Enterprises continue to produce an explosive volume of data each year, so much so that companies admit up to 60% of their data goes unused, and one-third of enterprises report feeling overwhelmed with rising data quantities. Cloud-based data storage solutions have made it easier than ever to store this vast amount of data, and for companies who are facing market pressures to undergo digital transformation, it can appear to be a natural fit to supplement small IT teams. 

An unintended consequence of the rapid expansion of cloud environments is cloud sprawl – i.e., an organization’s cloud environment becoming so large and/or unmonitored that it is no longer being adequately controlled by the institution. This opens the door to many risks, including operational inefficiencies, rogue IT, and cybersecurity vulnerabilities like ransomware and data theft. 

However, the rise of artificial intelligence (AI) in the enterprise provides an opportunity to tackle data growth and rein in cloud sprawl without placing unnecessary strain on already overworked IT teams.

Bringing Runaway Cloud Under Control

Following the cloud rush of the past decade, companies are struggling to catch up and gain a complete understanding of their data security posture to determine where all their data is being held in the cloud, when data is downloaded and by whom, and if that person is who they say they are or if their credentials have been stolen. Exacerbating the problem is the skills shortage in the tech industry, which is even more prevalent among cloud specialists who must have expertise not only in security but in cloud and compliance as well.
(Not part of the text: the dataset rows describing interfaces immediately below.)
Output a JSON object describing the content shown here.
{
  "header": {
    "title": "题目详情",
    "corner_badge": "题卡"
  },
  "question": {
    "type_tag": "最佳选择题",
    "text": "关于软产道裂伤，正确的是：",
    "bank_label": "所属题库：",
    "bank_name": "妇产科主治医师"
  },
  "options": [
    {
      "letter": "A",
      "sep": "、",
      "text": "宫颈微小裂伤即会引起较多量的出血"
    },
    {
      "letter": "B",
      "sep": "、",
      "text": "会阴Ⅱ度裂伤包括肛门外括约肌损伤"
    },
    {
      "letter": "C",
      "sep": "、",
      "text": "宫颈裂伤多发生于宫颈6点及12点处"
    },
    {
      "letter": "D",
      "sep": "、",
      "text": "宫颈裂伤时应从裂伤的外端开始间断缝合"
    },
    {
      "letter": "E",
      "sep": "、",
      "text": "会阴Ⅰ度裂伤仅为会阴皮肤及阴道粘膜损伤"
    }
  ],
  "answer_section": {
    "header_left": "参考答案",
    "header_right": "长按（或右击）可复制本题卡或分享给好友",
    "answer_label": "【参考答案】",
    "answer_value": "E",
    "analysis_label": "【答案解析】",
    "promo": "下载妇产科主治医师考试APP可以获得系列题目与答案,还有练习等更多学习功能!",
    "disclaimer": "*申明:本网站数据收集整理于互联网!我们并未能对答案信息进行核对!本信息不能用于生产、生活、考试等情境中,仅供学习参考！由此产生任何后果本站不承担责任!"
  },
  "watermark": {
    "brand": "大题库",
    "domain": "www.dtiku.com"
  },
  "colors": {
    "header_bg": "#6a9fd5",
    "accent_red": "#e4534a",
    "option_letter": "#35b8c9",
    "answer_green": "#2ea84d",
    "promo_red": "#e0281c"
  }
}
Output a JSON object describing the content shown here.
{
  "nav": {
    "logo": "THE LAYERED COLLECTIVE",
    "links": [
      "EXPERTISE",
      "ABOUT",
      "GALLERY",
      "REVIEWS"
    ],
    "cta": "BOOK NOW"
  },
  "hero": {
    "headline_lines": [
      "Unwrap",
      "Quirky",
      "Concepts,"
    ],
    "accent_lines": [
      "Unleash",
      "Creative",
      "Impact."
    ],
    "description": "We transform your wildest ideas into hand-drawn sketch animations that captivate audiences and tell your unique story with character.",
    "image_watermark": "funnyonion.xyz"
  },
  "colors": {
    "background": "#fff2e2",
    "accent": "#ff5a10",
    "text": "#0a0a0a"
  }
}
Multi-cloud environments can get especially confusing because there are often no systems in place to monitor data infrastructure across multiple cloud entities.

AI can help to wrangle all of that by leveraging metadata: the data about the data. For every file, there’s also information on its size, when it was created, where it lives, etc. AI can scan and aggregate this metadata from different sources to highlight anomalies and identify trends, creating reports on where all data is stored and where companies may be wasting their money. For example, identifying when an organization is unnecessarily storing data in the cloud and paying excess ingress and egress fees. AI discovers and studies these kinds of patterns better than enterprises have been able to do previously. 

Businesses can use this information to analyze cloud performance and find opportunities to reduce redundancies. In the end, it will arm IT decision-makers with the information they need to make smarter choices about how and when they use the cloud. 

The Role of Hybrid Cloud

Using AI, organizations will be able to answer the three most important questions related to their data security posture: where is my data, how much is it costing me to store, and how am I going to recover in the event of a cyberattack or outage. Traditional methods of data mapping are often error-prone, time-consuming, and ultimately can’t keep pace with complex cloud environments. Leveraging AI, organizations can automatically scan data across diverse storage locations – regardless of working in the cloud or on-premises. At the same time, AI can quickly analyze past storage usage and predict future needs, cutting out unnecessary costs to optimize storage allocation while also analyzing historical backup and disaster recovery plans and predicting potential future threats. 

Gaining increased visibility into cloud environments through AI-based tools will contribute to decisions about where to put data in the future and, ultimately, lead to a repatriation of some data back on-premises. 

Data storage infrastructure works best in a hybrid cloud environment, with some copies of the data in the cloud and some copies on-premises in a separate location. On-prem object storage as a backup use case supplements cloud by segmenting a separate copy of data to provide an additional layer of security that is also faster to recover. Companies that have been through a ransomware attack and were a cloud-first company know that recovering data from the cloud to anywhere else after an attack can take a massive amount of time that businesses do not have to spare. Business outages can cost companies up to $1 million an hour, not to mention the loss of reputation and customer loyalty.

In addition to reducing Recovery Point Objective (RPO) and Recovery Time Objective (RTO), keeping a copy of data on-prem is in line with the 3-2-1 methodology, a widely accepted best practice that states companies should have three copies of their data on two different types of storage media, one being offsite. As companies continue to find new use cases for AI, visibility into cloud environments will improve, and companies will find a better balance between their cloud and on-prem data storage solutions. This will lead to more informed, efficient, and resilient organizations.